4. Feeding that makes sense. I used to buy layer pellets, the mini-sized kind. There was a ton of waste. I realized that my girls absolutely love the Layer Crumble. The crumbles are gone from the feeders each day. They are eating them like they’re starved hens, but they are certainly not. I just had to try different things and this was a winner.
I also feed them cracked corn as a part of their daily diet. Their treats consist of fresh herbs (mostly oregano and basil), romaine lettuce, and grains that have mealworms in them (as a very small treat unless is cold outside and they need more protein). The herbs are actually almost medicinal. The qualities they provide to my flock have been extraordinary.
I grow my own herbs and feed them from different planters daily. I also collect leftover foods that are appropriate for my chickens and feed it to them the next morning. These foods would have otherwise been wasted, and they also help the fresh eggs we are eating to taste even better.
5. Have fun. Many of the options that are available are all a matter of preference. Don’t get too stressed. Take it seriously and keep them safe, but enjoy the daily routine. It is super peaceful. Your pet chickens will give you food for your table without having to sacrifice themselves. We can all appreciate that!

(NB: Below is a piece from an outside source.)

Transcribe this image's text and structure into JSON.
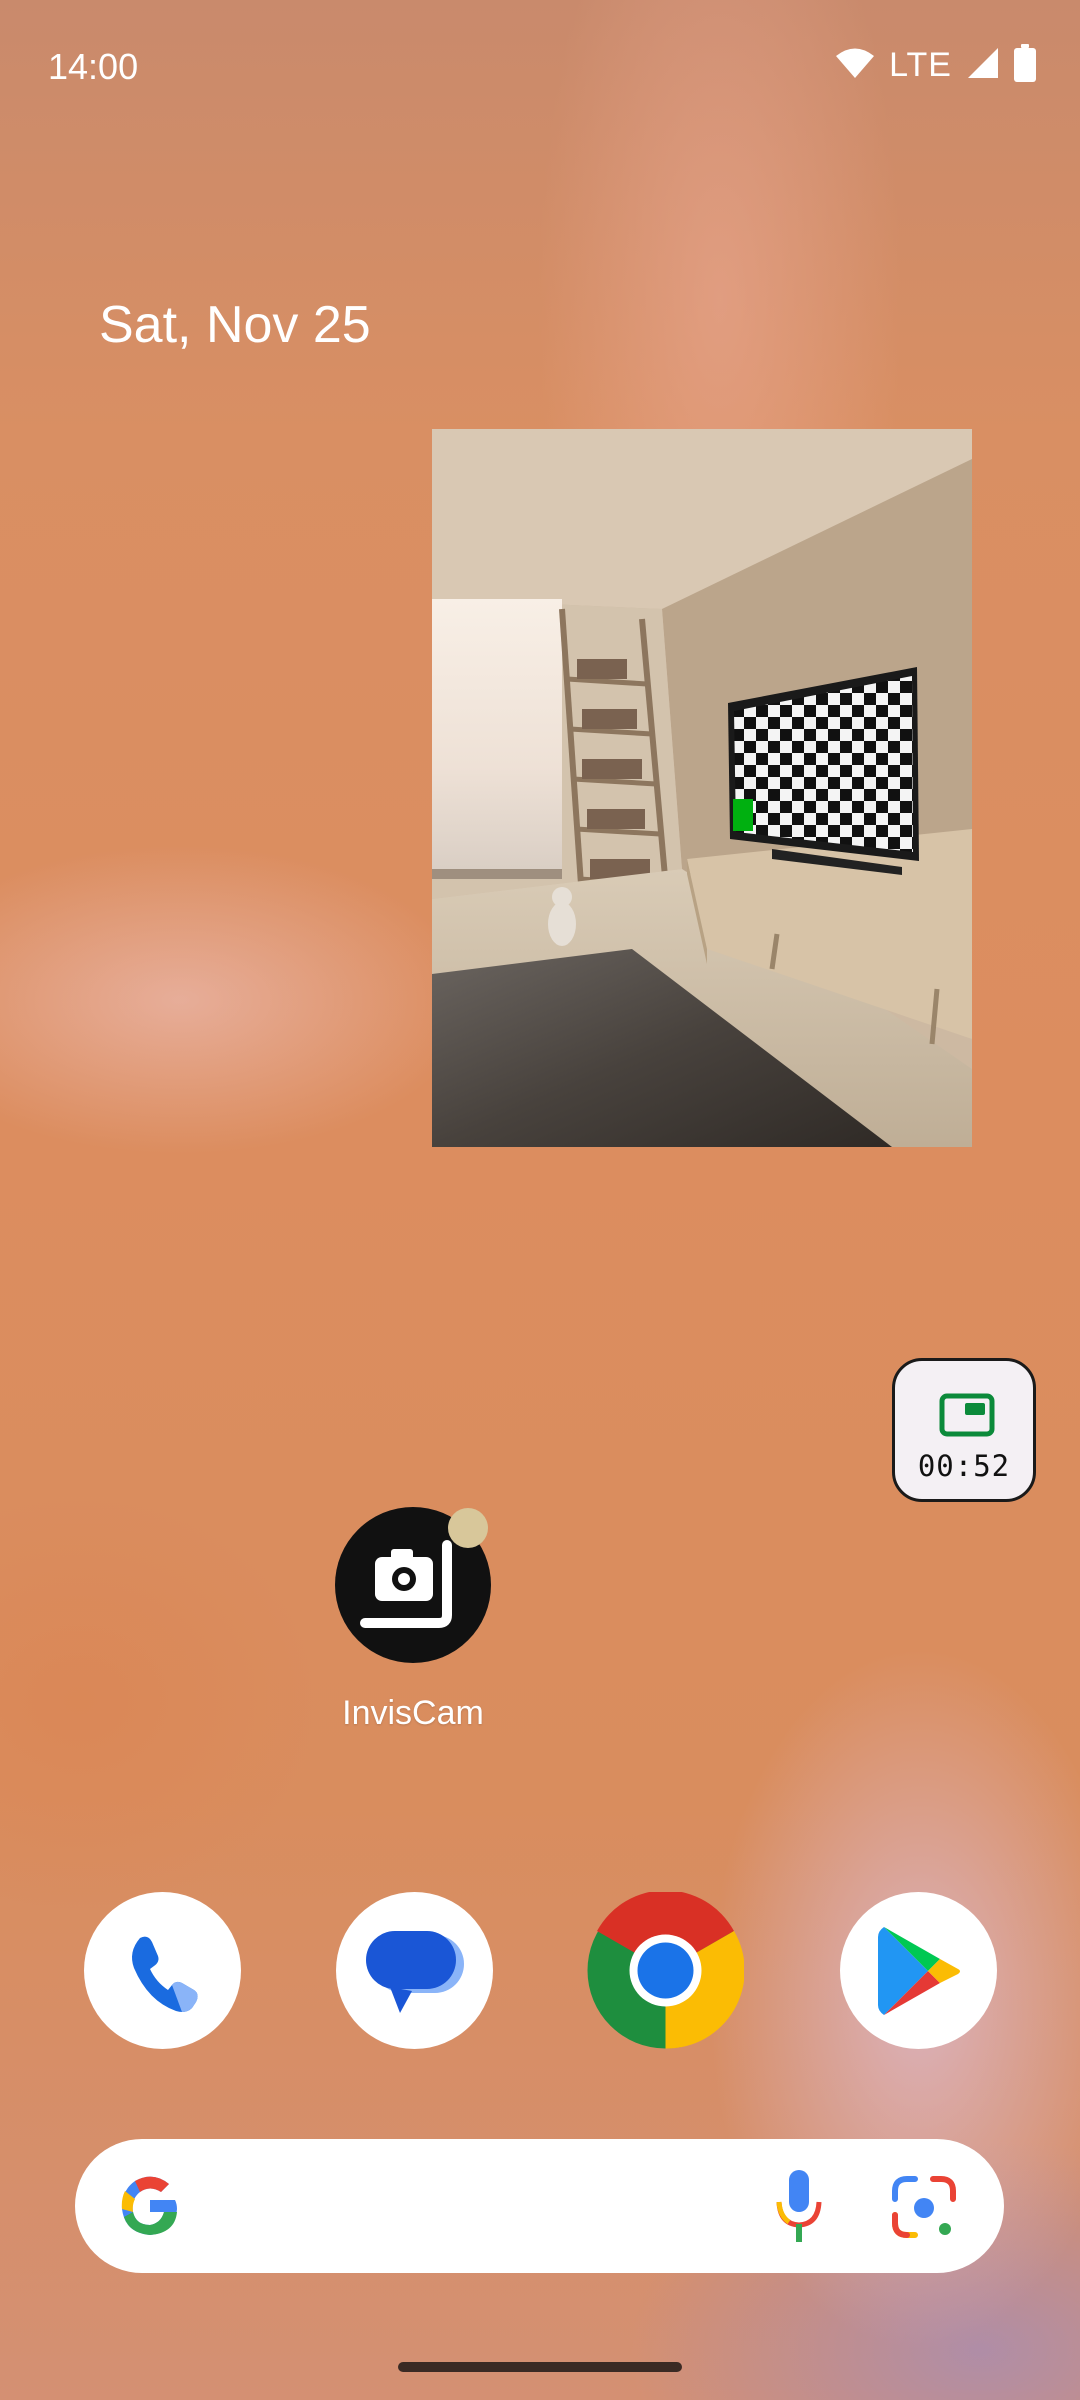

It is a lot of work daily, but I always say that physical work is not hard work. It’s good for the soul. The smell of pine shavings in the morning sets my mood right for the day. Yes, at the end of the day when I am exhausted from work and caring for my two girls, feeding our family, and folding laundry, it would be easier to just crash on the couch. However, that trip to the backyard to lock up and say goodnight to my feathered friends is a great bookend to the day.

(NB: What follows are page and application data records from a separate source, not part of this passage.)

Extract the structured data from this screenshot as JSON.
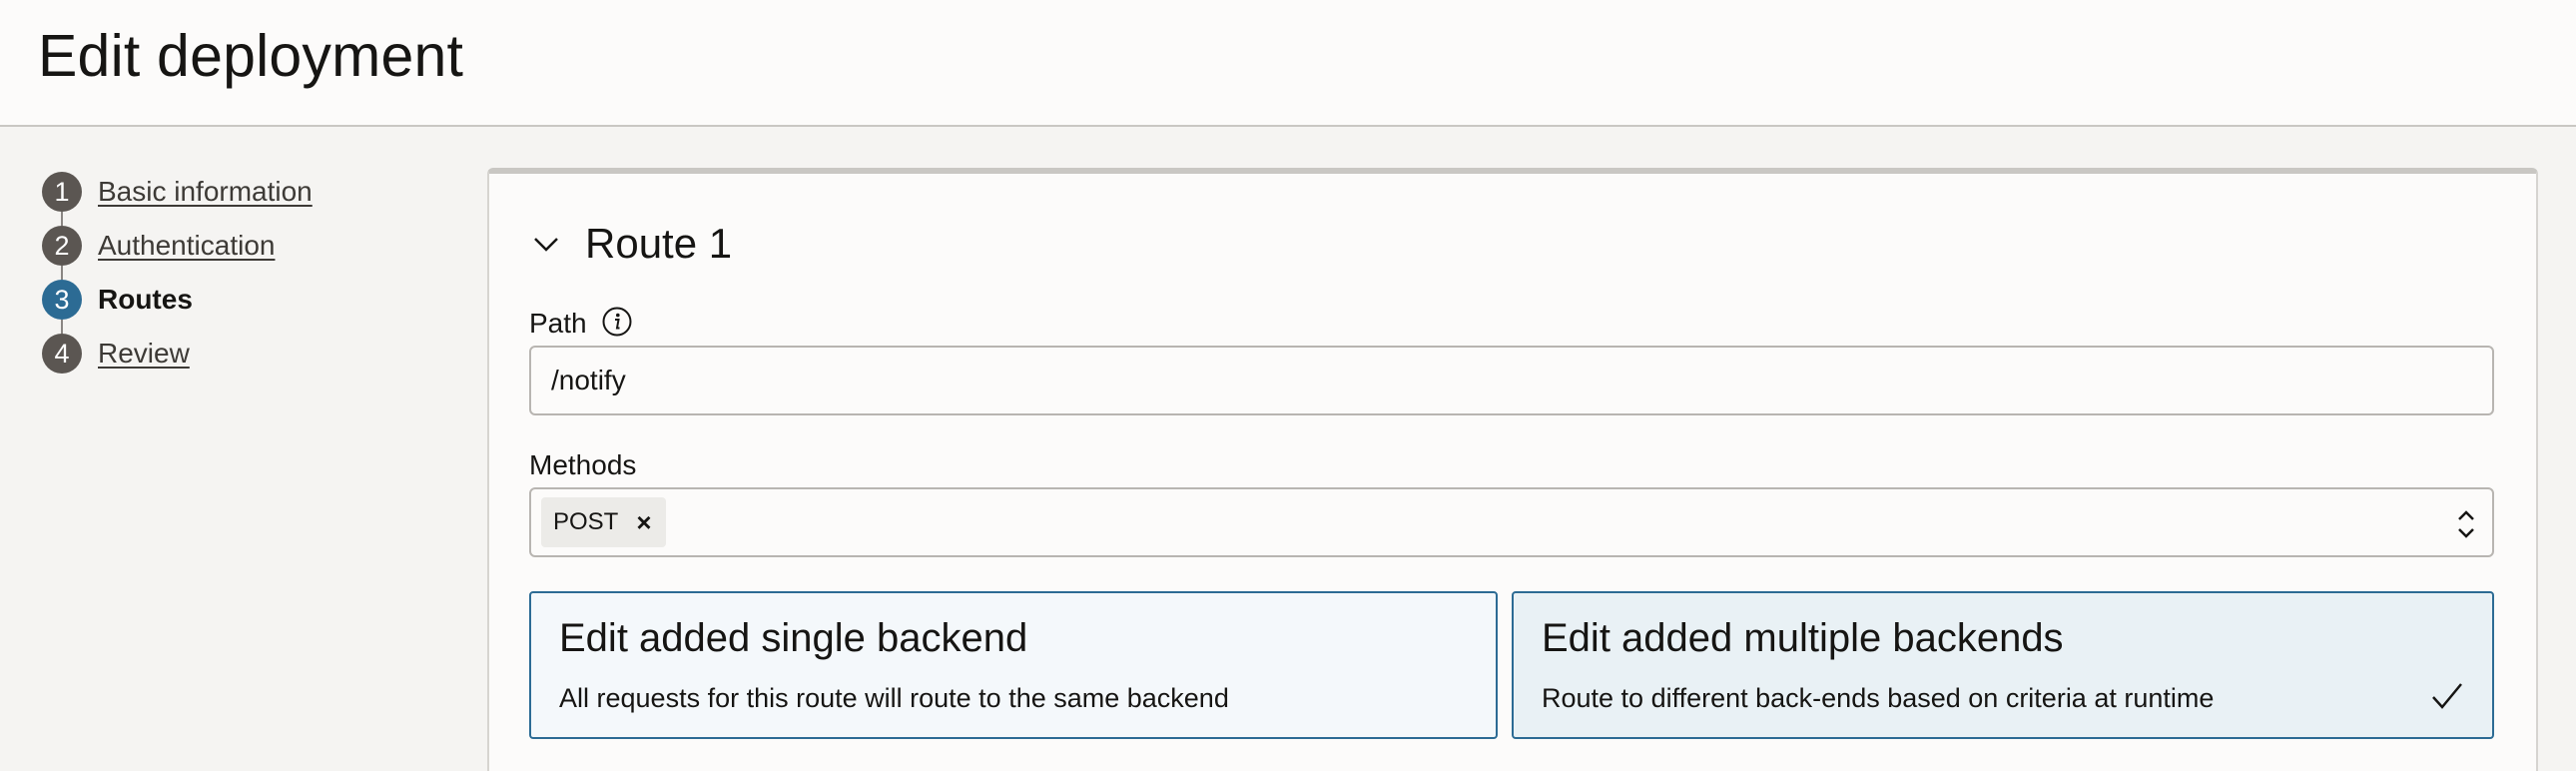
{
  "header": {
    "title": "Edit deployment"
  },
  "steps": [
    {
      "number": "1",
      "label": "Basic information",
      "state": "link"
    },
    {
      "number": "2",
      "label": "Authentication",
      "state": "link"
    },
    {
      "number": "3",
      "label": "Routes",
      "state": "current"
    },
    {
      "number": "4",
      "label": "Review",
      "state": "link"
    }
  ],
  "route": {
    "title": "Route 1",
    "path": {
      "label": "Path",
      "value": "/notify"
    },
    "methods": {
      "label": "Methods",
      "selected": [
        "POST"
      ]
    },
    "options": [
      {
        "title": "Edit added single backend",
        "description": "All requests for this route will route to the same backend",
        "selected": false
      },
      {
        "title": "Edit added multiple backends",
        "description": "Route to different back-ends based on criteria at runtime",
        "selected": true
      }
    ]
  },
  "colors": {
    "accent": "#2c6b94",
    "step_inactive": "#5b5652",
    "selected_card_bg": "#e9f1f5"
  },
  "icons": [
    "chevron-down-icon",
    "info-icon",
    "close-icon",
    "select-arrows-icon",
    "checkmark-icon"
  ]
}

My family farm is not solely based on my flock of thirteen hens. We have two male cats, Charlie and Binx, who we adopted last summer as a bonded pair. They are the sweetest cats I’ve ever met and they provide great company all day while I work at the computer.
We also have two dogs currently: a Brittany spaniel named Reilly, and a golden retriever
named Dakota. They help with chores and are always ready for cuddles. We have a brand-new puppy coming to our home very soon! (But more on that in another blog.)
I’d like to close this post with a recommendation - one more, I swear.
When it comes to setting up for pet chickens, be ready to:
Never sleep in late again,
Have an open mind,
Prepare for things to sometimes go wrong,
Feed and clean even on Holiday mornings,
Get a lot of belly laughs,
Get a ton of love in return for your efforts!
Please reach out to me anytime if you'd like! My blog email address is: email@example.com.